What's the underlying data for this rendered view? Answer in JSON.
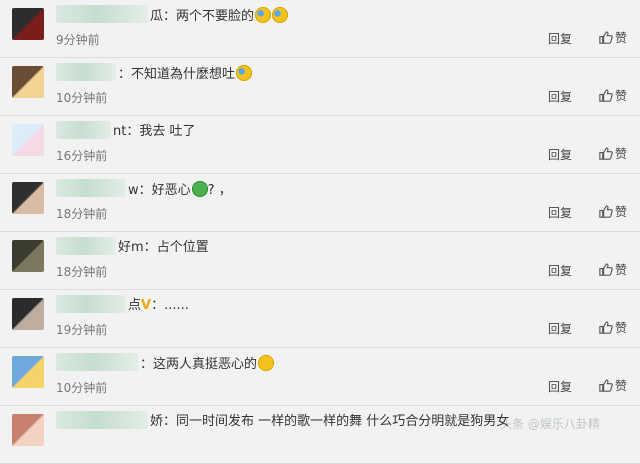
{
  "comments": [
    {
      "text": "两个不要脸的",
      "time": "9分钟前",
      "emoji": [
        "blue-laugh-emoji",
        "blue-laugh-emoji"
      ]
    },
    {
      "text": "不知道為什麼想吐",
      "time": "10分钟前",
      "emoji": [
        "blue-laugh-emoji"
      ]
    },
    {
      "text": "我去 吐了",
      "time": "16分钟前",
      "emoji": []
    },
    {
      "text": "好恶心",
      "suffix": "? ，",
      "time": "18分钟前",
      "emoji": [
        "green-sick-emoji"
      ]
    },
    {
      "text": "占个位置",
      "time": "18分钟前",
      "emoji": []
    },
    {
      "text": "......",
      "time": "19分钟前",
      "emoji": []
    },
    {
      "text": "这两人真挺恶心的",
      "time": "10分钟前",
      "emoji": [
        "heart-eyes-emoji"
      ]
    },
    {
      "text": "同一时间发布 一样的歌一样的舞 什么巧合分明就是狗男女",
      "time": "",
      "emoji": []
    }
  ],
  "reply_label": "回复",
  "like_label": "赞",
  "visible_name_suffixes": [
    "瓜",
    "",
    "nt",
    "w",
    "好m",
    "点",
    "",
    "娇"
  ],
  "verified_mark": "V",
  "watermark": "头条 @娱乐八卦精"
}
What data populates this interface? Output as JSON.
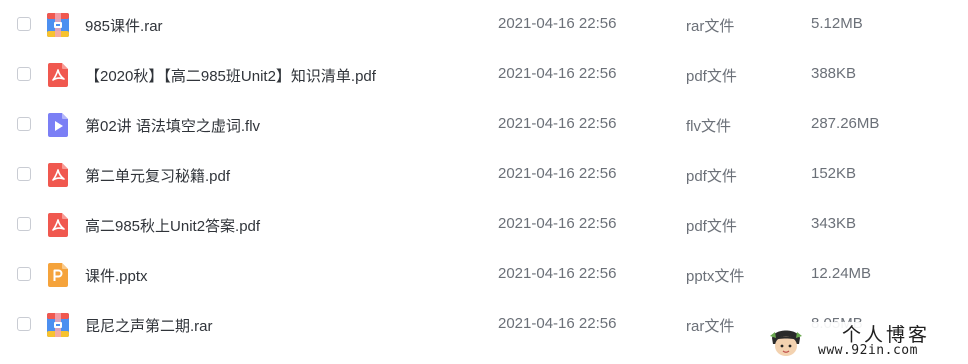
{
  "files": [
    {
      "name": "985课件.rar",
      "date": "2021-04-16 22:56",
      "type": "rar文件",
      "size": "5.12MB",
      "icon": "archive-icon"
    },
    {
      "name": "【2020秋】【高二985班Unit2】知识清单.pdf",
      "date": "2021-04-16 22:56",
      "type": "pdf文件",
      "size": "388KB",
      "icon": "pdf-icon"
    },
    {
      "name": "第02讲 语法填空之虚词.flv",
      "date": "2021-04-16 22:56",
      "type": "flv文件",
      "size": "287.26MB",
      "icon": "video-icon"
    },
    {
      "name": "第二单元复习秘籍.pdf",
      "date": "2021-04-16 22:56",
      "type": "pdf文件",
      "size": "152KB",
      "icon": "pdf-icon"
    },
    {
      "name": "高二985秋上Unit2答案.pdf",
      "date": "2021-04-16 22:56",
      "type": "pdf文件",
      "size": "343KB",
      "icon": "pdf-icon"
    },
    {
      "name": "课件.pptx",
      "date": "2021-04-16 22:56",
      "type": "pptx文件",
      "size": "12.24MB",
      "icon": "powerpoint-icon"
    },
    {
      "name": "昆尼之声第二期.rar",
      "date": "2021-04-16 22:56",
      "type": "rar文件",
      "size": "8.05MB",
      "icon": "archive-icon"
    }
  ],
  "watermark": {
    "title": "个人博客",
    "url": "www.92in.com"
  },
  "colors": {
    "pdf": "#f0584f",
    "video": "#7b7ff5",
    "ppt": "#f5a33b",
    "archive_blue": "#4c8ff0",
    "archive_red": "#f0584f",
    "archive_yellow": "#f7c22f"
  }
}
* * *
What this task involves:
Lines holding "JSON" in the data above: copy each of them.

Answer section:
What's the underlying data for this rendered view? Answer in JSON.
What data populates this interface? Output as JSON.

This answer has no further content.